| Data shown |
Start of Block
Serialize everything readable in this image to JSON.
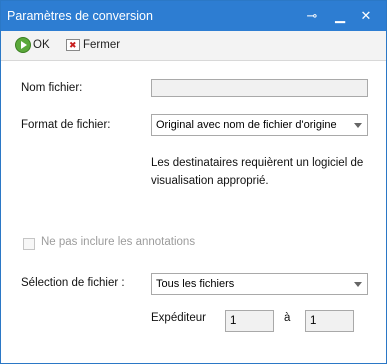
{
  "window": {
    "title": "Paramètres de conversion"
  },
  "titlebar": {
    "pin_icon": "pin-icon",
    "minimize_icon": "minimize-icon",
    "close_icon": "close-icon"
  },
  "toolbar": {
    "ok_label": "OK",
    "close_label": "Fermer"
  },
  "form": {
    "file_name_label": "Nom fichier:",
    "file_name_value": "",
    "file_format_label": "Format de fichier:",
    "file_format_value": "Original avec nom de fichier d'origine",
    "note": "Les destinataires requièrent un logiciel de visualisation approprié.",
    "exclude_annotations_label": "Ne pas inclure les annotations",
    "file_selection_label": "Sélection de fichier :",
    "file_selection_value": "Tous les fichiers",
    "sender_label": "Expéditeur",
    "range_from": "1",
    "range_to_label": "à",
    "range_to": "1"
  },
  "colors": {
    "titlebar": "#2d7dd2",
    "ok_green": "#5aa83a",
    "close_red": "#c81e1e"
  }
}
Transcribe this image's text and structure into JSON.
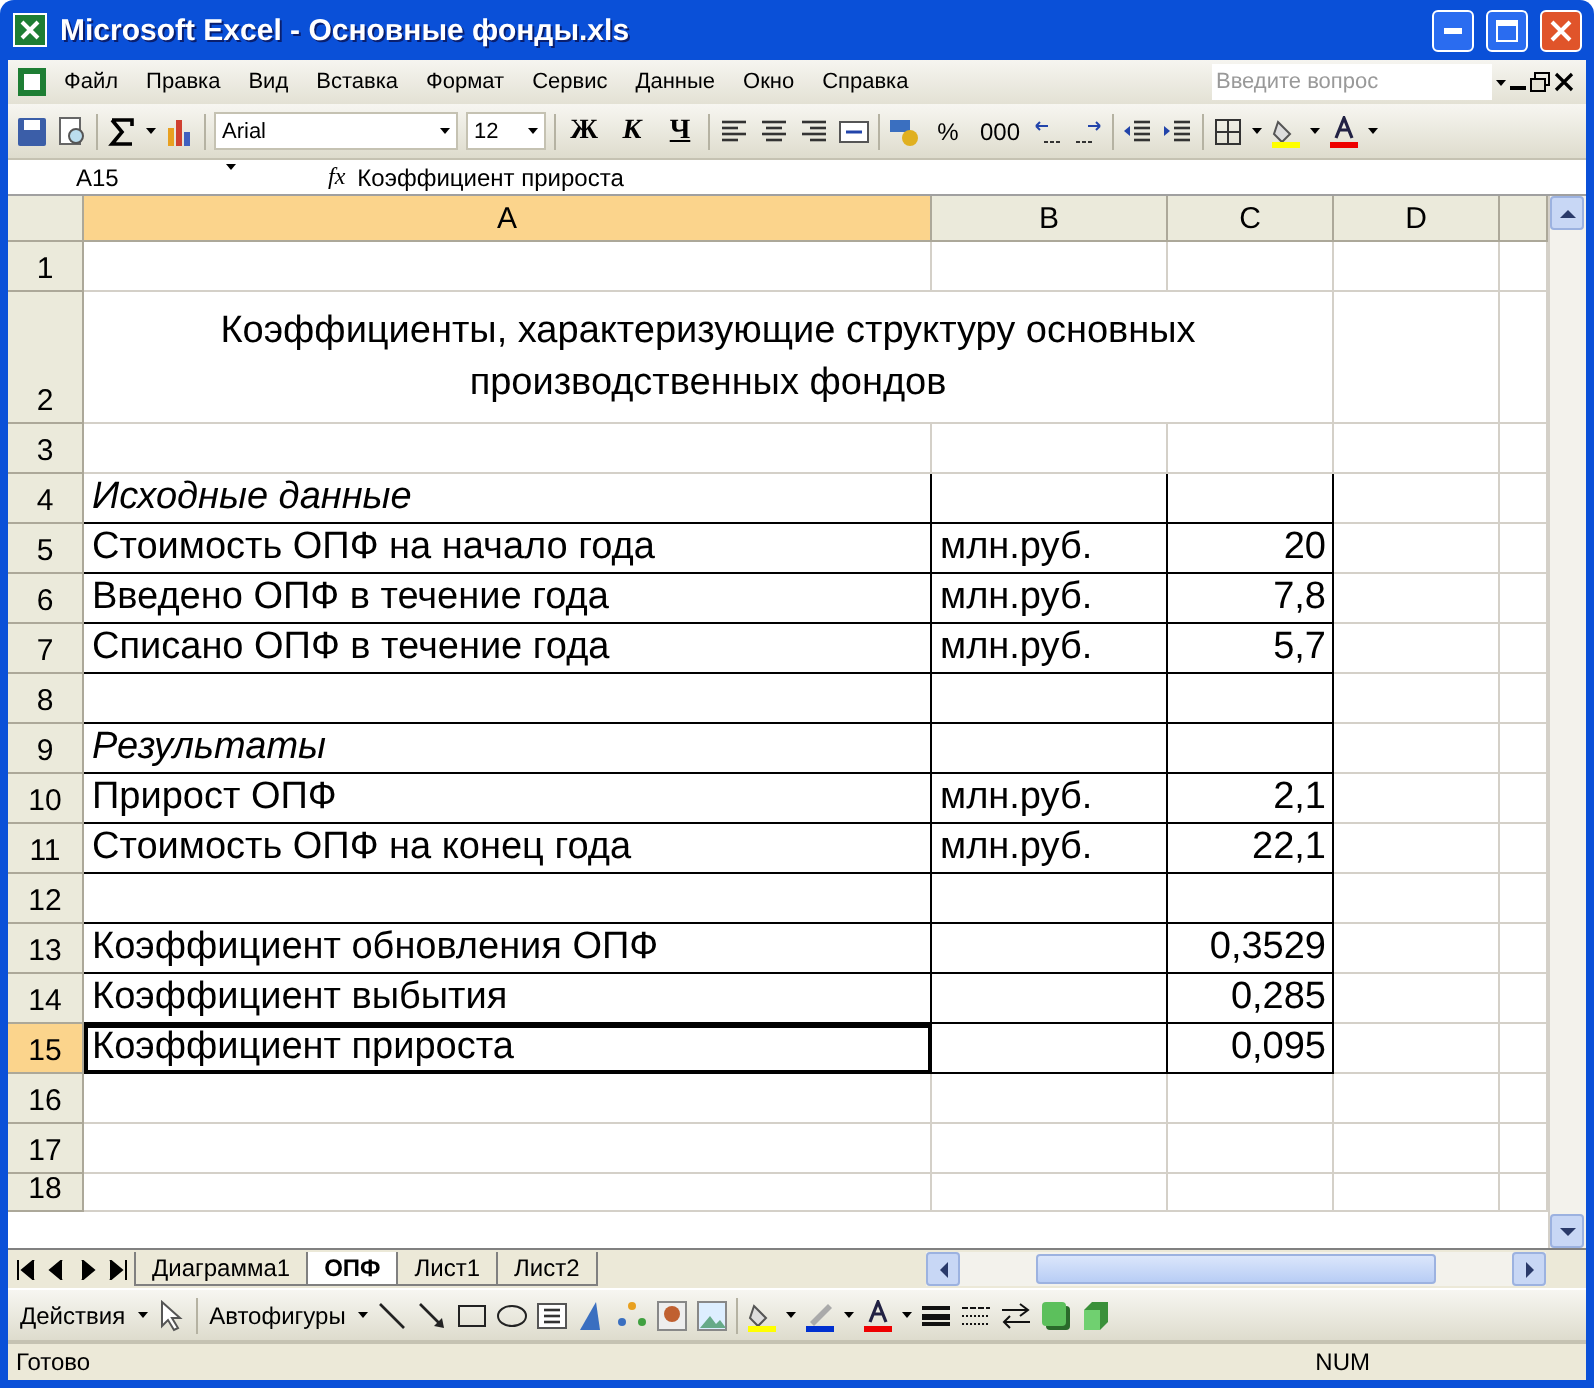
{
  "window": {
    "title": "Microsoft Excel - Основные фонды.xls"
  },
  "menu": [
    "Файл",
    "Правка",
    "Вид",
    "Вставка",
    "Формат",
    "Сервис",
    "Данные",
    "Окно",
    "Справка"
  ],
  "help_search": {
    "placeholder": "Введите вопрос"
  },
  "toolbar": [
    {
      "kind": "save"
    },
    {
      "kind": "preview"
    },
    {
      "kind": "sum"
    },
    {
      "kind": "chart"
    },
    {
      "kind": "font",
      "label": "Arial"
    },
    {
      "kind": "size",
      "label": "12"
    },
    {
      "kind": "bold",
      "label": "Ж"
    },
    {
      "kind": "italic",
      "label": "К"
    },
    {
      "kind": "underline",
      "label": "Ч"
    },
    {
      "kind": "align-left"
    },
    {
      "kind": "align-center"
    },
    {
      "kind": "align-right"
    },
    {
      "kind": "merge"
    },
    {
      "kind": "currency"
    },
    {
      "kind": "text",
      "label": "%"
    },
    {
      "kind": "text",
      "label": "000"
    },
    {
      "kind": "inc-decimal"
    },
    {
      "kind": "dec-decimal"
    },
    {
      "kind": "outdent"
    },
    {
      "kind": "indent"
    },
    {
      "kind": "borders"
    },
    {
      "kind": "fill"
    },
    {
      "kind": "font-color"
    }
  ],
  "formula_bar": {
    "cell": "A15",
    "fx": "fx",
    "content": "Коэффициент прироста"
  },
  "columns": [
    {
      "label": "A",
      "selected": true
    },
    {
      "label": "B",
      "selected": false
    },
    {
      "label": "C",
      "selected": false
    },
    {
      "label": "D",
      "selected": false
    }
  ],
  "rows": [
    {
      "num": "1",
      "kind": "blank",
      "selected": false
    },
    {
      "num": "2",
      "kind": "title",
      "a": "Коэффициенты, характеризующие структуру основных производственных фондов",
      "selected": false
    },
    {
      "num": "3",
      "kind": "blank",
      "selected": false
    },
    {
      "num": "4",
      "kind": "section",
      "a": "Исходные данные",
      "selected": false
    },
    {
      "num": "5",
      "kind": "data",
      "a": "Стоимость ОПФ на начало года",
      "b": "млн.руб.",
      "c": "20",
      "selected": false
    },
    {
      "num": "6",
      "kind": "data",
      "a": "Введено ОПФ в течение года",
      "b": "млн.руб.",
      "c": "7,8",
      "selected": false
    },
    {
      "num": "7",
      "kind": "data",
      "a": "Списано ОПФ в течение года",
      "b": "млн.руб.",
      "c": "5,7",
      "selected": false
    },
    {
      "num": "8",
      "kind": "spacer",
      "selected": false
    },
    {
      "num": "9",
      "kind": "section",
      "a": "Результаты",
      "selected": false
    },
    {
      "num": "10",
      "kind": "data",
      "a": "Прирост ОПФ",
      "b": "млн.руб.",
      "c": "2,1",
      "selected": false
    },
    {
      "num": "11",
      "kind": "data",
      "a": "Стоимость ОПФ на конец года",
      "b": "млн.руб.",
      "c": "22,1",
      "selected": false
    },
    {
      "num": "12",
      "kind": "data",
      "selected": false
    },
    {
      "num": "13",
      "kind": "data",
      "a": "Коэффициент обновления ОПФ",
      "c": "0,3529",
      "selected": false
    },
    {
      "num": "14",
      "kind": "data",
      "a": "Коэффициент выбытия",
      "c": "0,285",
      "selected": false
    },
    {
      "num": "15",
      "kind": "data",
      "a": "Коэффициент прироста",
      "c": "0,095",
      "selected": true
    },
    {
      "num": "16",
      "kind": "blank",
      "selected": false
    },
    {
      "num": "17",
      "kind": "blank",
      "selected": false
    },
    {
      "num": "18",
      "kind": "partial",
      "selected": false
    }
  ],
  "sheet_tabs": [
    {
      "label": "Диаграмма1",
      "selected": false
    },
    {
      "label": "ОПФ",
      "selected": true
    },
    {
      "label": "Лист1",
      "selected": false
    },
    {
      "label": "Лист2",
      "selected": false
    }
  ],
  "drawing_toolbar": [
    {
      "kind": "menu",
      "label": "Действия"
    },
    {
      "kind": "pointer"
    },
    {
      "kind": "menu",
      "label": "Автофигуры"
    },
    {
      "kind": "line"
    },
    {
      "kind": "arrow"
    },
    {
      "kind": "rect"
    },
    {
      "kind": "oval"
    },
    {
      "kind": "textbox"
    },
    {
      "kind": "wordart"
    },
    {
      "kind": "diagram"
    },
    {
      "kind": "clipart"
    },
    {
      "kind": "picture"
    },
    {
      "kind": "fill"
    },
    {
      "kind": "line-color"
    },
    {
      "kind": "font-color"
    },
    {
      "kind": "line-style"
    },
    {
      "kind": "dash-style"
    },
    {
      "kind": "arrow-style"
    },
    {
      "kind": "shadow"
    },
    {
      "kind": "extrusion"
    }
  ],
  "status_bar": {
    "status": "Готово",
    "num": "NUM"
  }
}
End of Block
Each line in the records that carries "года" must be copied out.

      "a": "Стоимость ОПФ на начало года",
      "a": "Введено ОПФ в течение года",
      "a": "Списано ОПФ в течение года",
      "a": "Стоимость ОПФ на конец года",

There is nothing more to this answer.